From the Archives

Messages

Mary Oliver

Rain is easy. So is death—
Skin and bone
Break open like an old manuscript

And the news begins to travel.
Bull-beasts,
Not tribal but interloping,

Leap into the forest tough
And salty as dragons. And all night
Sex pulls

Like an iron magnet through the fields,
This way and that, wherever 
The does are waiting to wrestle us

Into their warm traps. And the marshes
Spice with their black fragrance
The wheaten miles. And somewhere one tree

Hovers, hollow,
Tall as a lighthouse: the secret
Castle of honey.

Mary Oliver was an American poet and essayist and the author of more than thirty books. Oliver won the 1984 Pulitzer Prize for poetry and the 1992 National Book Award for Poetry.
Originally published:
April 1, 1978

Featured

Essays

Communalism in the Veld

Rethinking property in South Africa
Glen Retief

Fiction

The Front House

Cord Jefferson

Books

The Sublime Modes of Sheila Heti

The novelist as philosopher
Noreen Khawaja

You Might Also Like

From the Archives

Dogs

Elisabeth Frost

From the Archives

Looking at a Yi Dynasty Rice Bowl

Suji Kwock Kim

From the Archives

My Cousin in April

Louise Glück

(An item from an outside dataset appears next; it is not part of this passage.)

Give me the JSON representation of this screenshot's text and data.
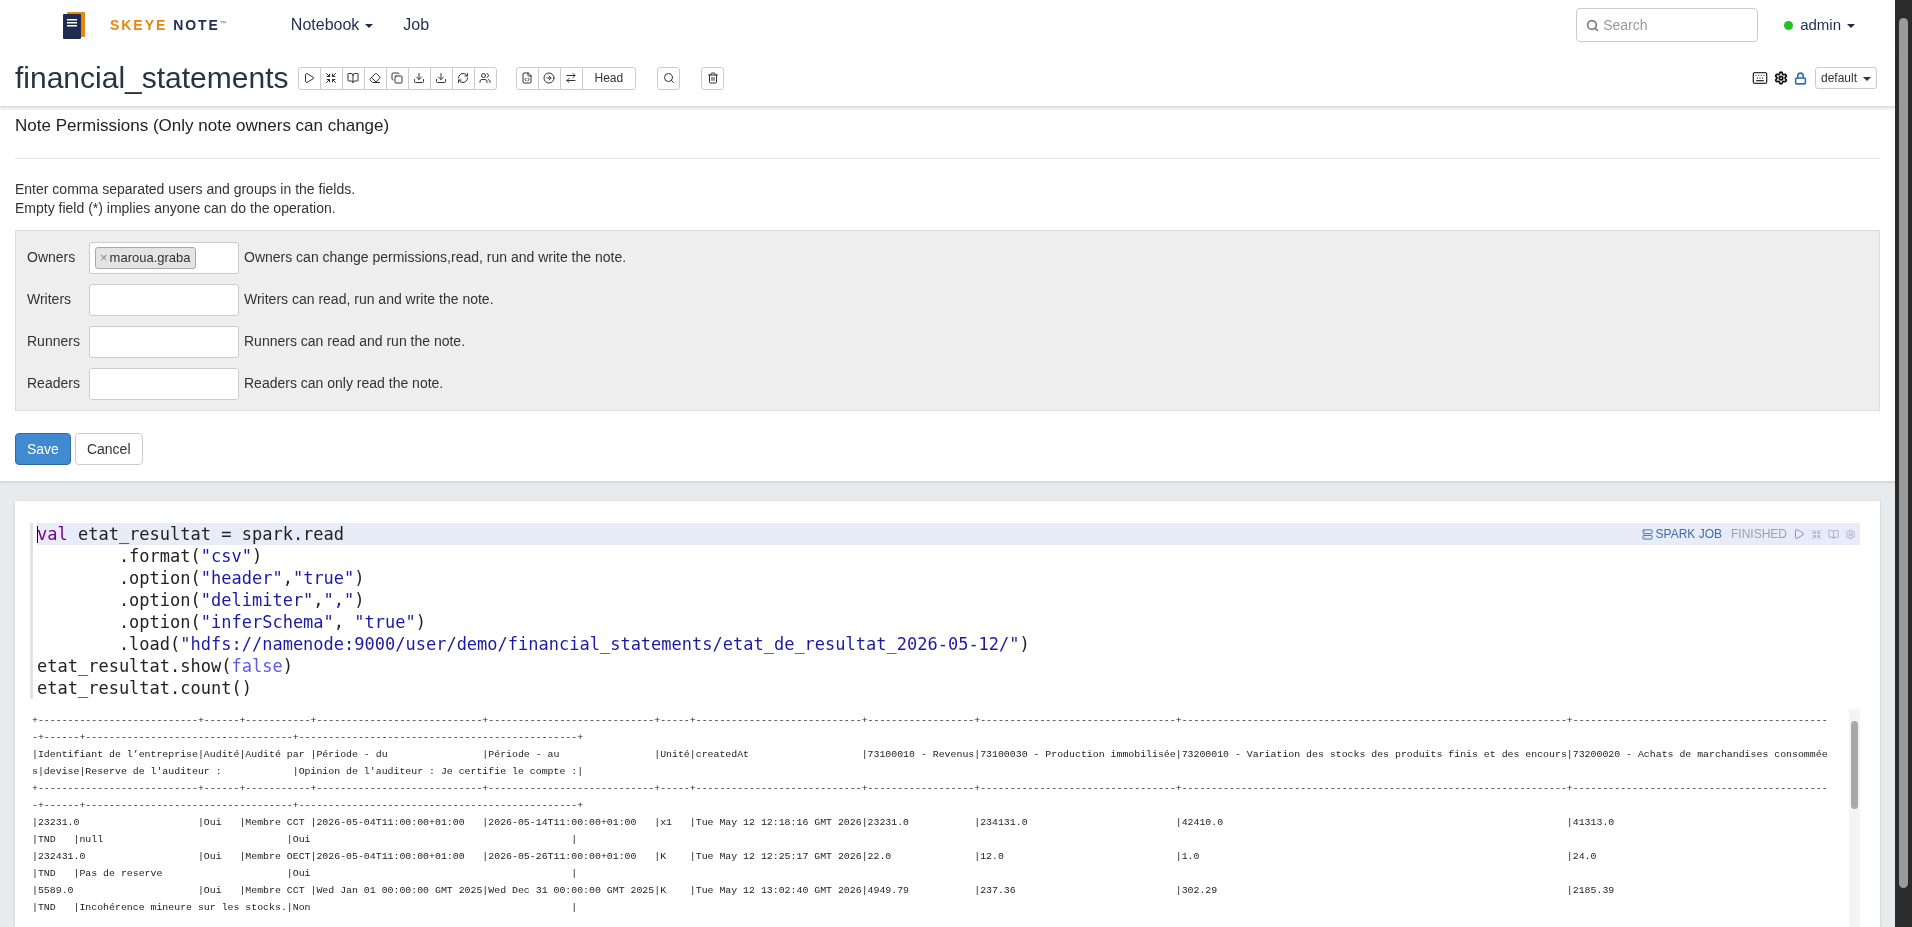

Newsletter

Sign up for The Yale Review newsletter and keep up with news, events, and more.